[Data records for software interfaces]

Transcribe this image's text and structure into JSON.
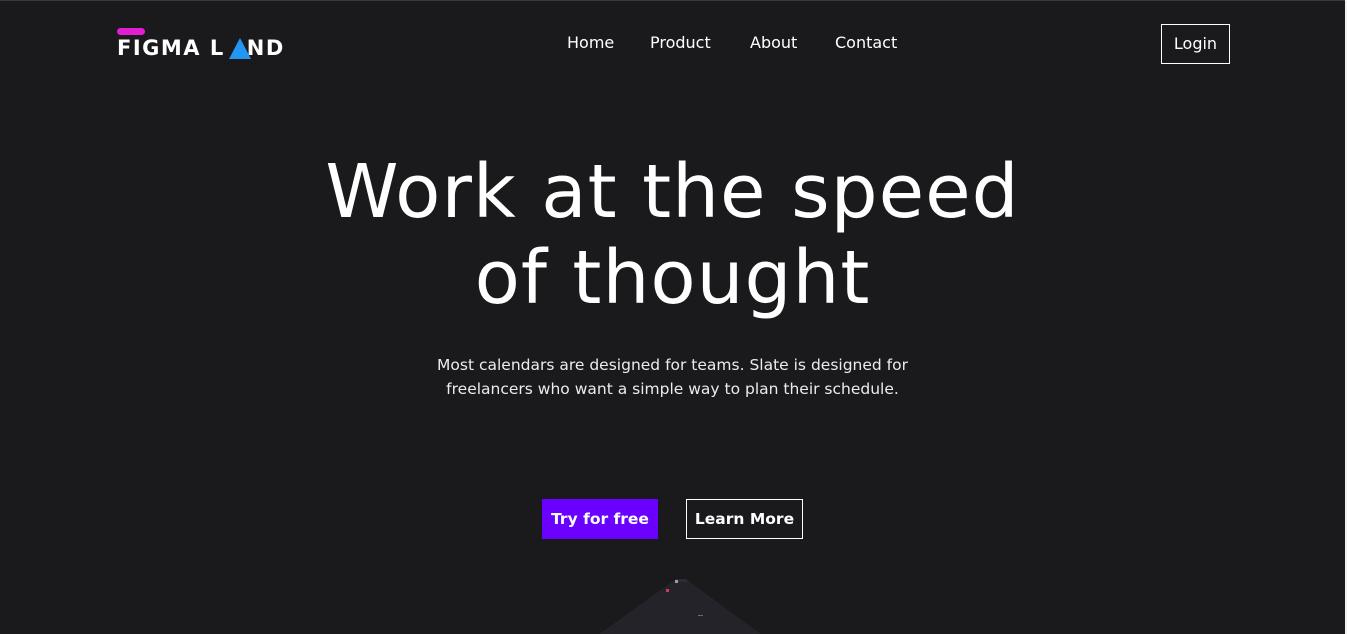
{
  "header": {
    "logo_text": "FIGMA LAND",
    "logo_pill_color": "#e11ed2",
    "logo_triangle_color": "#2196f3",
    "nav": {
      "home": "Home",
      "product": "Product",
      "about": "About",
      "contact": "Contact"
    },
    "login_label": "Login"
  },
  "hero": {
    "title_line1": "Work at the speed",
    "title_line2": "of thought",
    "subtitle_line1": "Most calendars are designed for teams. Slate is designed for",
    "subtitle_line2": "freelancers who want a simple way to plan their schedule.",
    "primary_cta": "Try for free",
    "secondary_cta": "Learn More"
  },
  "colors": {
    "background": "#1a191b",
    "accent": "#6a00ff",
    "text": "#ffffff"
  }
}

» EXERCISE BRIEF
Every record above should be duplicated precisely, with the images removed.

» SOLUTION FOR THIS PROBLEM
Transcribe this image's text and structure into JSON.
{
  "header": {
    "logo_text": "FIGMA LAND",
    "logo_pill_color": "#e11ed2",
    "logo_triangle_color": "#2196f3",
    "nav": {
      "home": "Home",
      "product": "Product",
      "about": "About",
      "contact": "Contact"
    },
    "login_label": "Login"
  },
  "hero": {
    "title_line1": "Work at the speed",
    "title_line2": "of thought",
    "subtitle_line1": "Most calendars are designed for teams. Slate is designed for",
    "subtitle_line2": "freelancers who want a simple way to plan their schedule.",
    "primary_cta": "Try for free",
    "secondary_cta": "Learn More"
  },
  "colors": {
    "background": "#1a191b",
    "accent": "#6a00ff",
    "text": "#ffffff"
  }
}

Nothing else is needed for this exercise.